When all is said and done, what lesson might be drawn from the employment of unconventional financial procedures ? They were originally intended to foster growth by stimulating investment, but little if any such investment has been observed. In fact, profits have been distributed to shareholders, either via dividend payouts or via share repurchases. What is occurring right under our noses is the fostering of a capitalism of ‘share holder value’ (the creation of value to the shareholder), a capitalism without specific purpose, to which current financial institutions and current monetary policy seem devoted, rather than to a more conventional capitalism linked to industrial enterprise. In fact, the present unconventional strategies will undoubtedly result in deflation due to the lowering in price of industrial products in the real economy, while at the same time financial and real estate prices are forming a bubble, encouraging reckless speculation (in the hope of inordinate renumeration) by those employed in financial institutions.
Should we not consider a different approach ? If, as seems likely, we must now act to prevent deflation, why should we not adopt an ‘offensive’ budgetary strategy, one whereby direct spending power is facilitated by the monetary authorities (“helicopter money”). This world lighten the burden of public debt (which will be necessary sooner or later as the IMF admitted this summer during the third phase of negotiations for aiding Greece) ? At the very least, doing so would have the merit of putting the needs of real human beings before the concerns of the nebulous world of finance.
“An unworkable dangerous pice of populism” will be the criticism levelled against such a proposal. But could it the results of such a measure be any worse than those of eight years of unconventional monetary strategy designed to protect the financial world from suffering any loss ? In our view we must end the practice of discouraging central bankers from doing anything capable of misinterpretation by financial markets. Even if the argument for not disturbing the markets seems difficult to counter it should be attempted. The financiers argue that should another financial crisis occur it will inevitably have dramatic consequences on the real economy and therefore for citizens and that consequently, they should be protected and left unhindered to get on with their money generating schemes. In truth, this argument is nothing but a form of blackmail aimed at the poor, the unemployed and the excluded, all those who presently suffer and actively demonstrate against austerity.
I will leave Jans Weidman, the governor of the German central bank, to characterise the unorthodox monetary strategies of the last eight years.

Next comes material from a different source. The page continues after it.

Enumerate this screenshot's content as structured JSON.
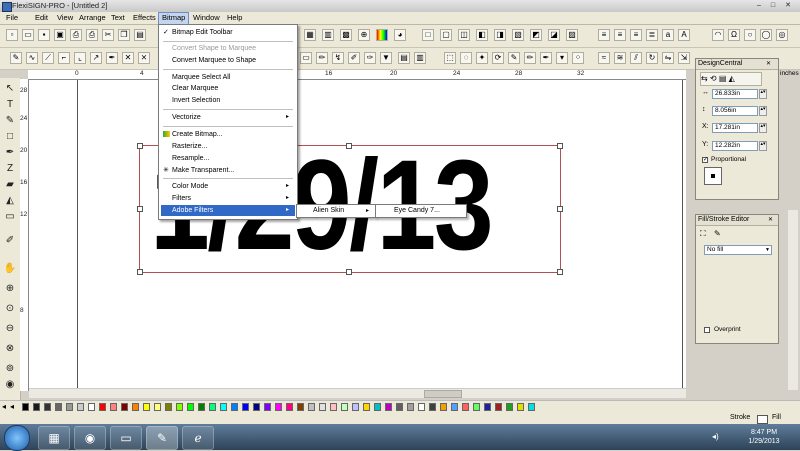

In September 2012 he compared Mario Draghi and Ben Bernanke to Mephistopheles – the Devil – when he whispered into the ear of the Emperor in the second part of Goethe’s Faust…..
‘Which strategy is the most dangerous for our future’ ?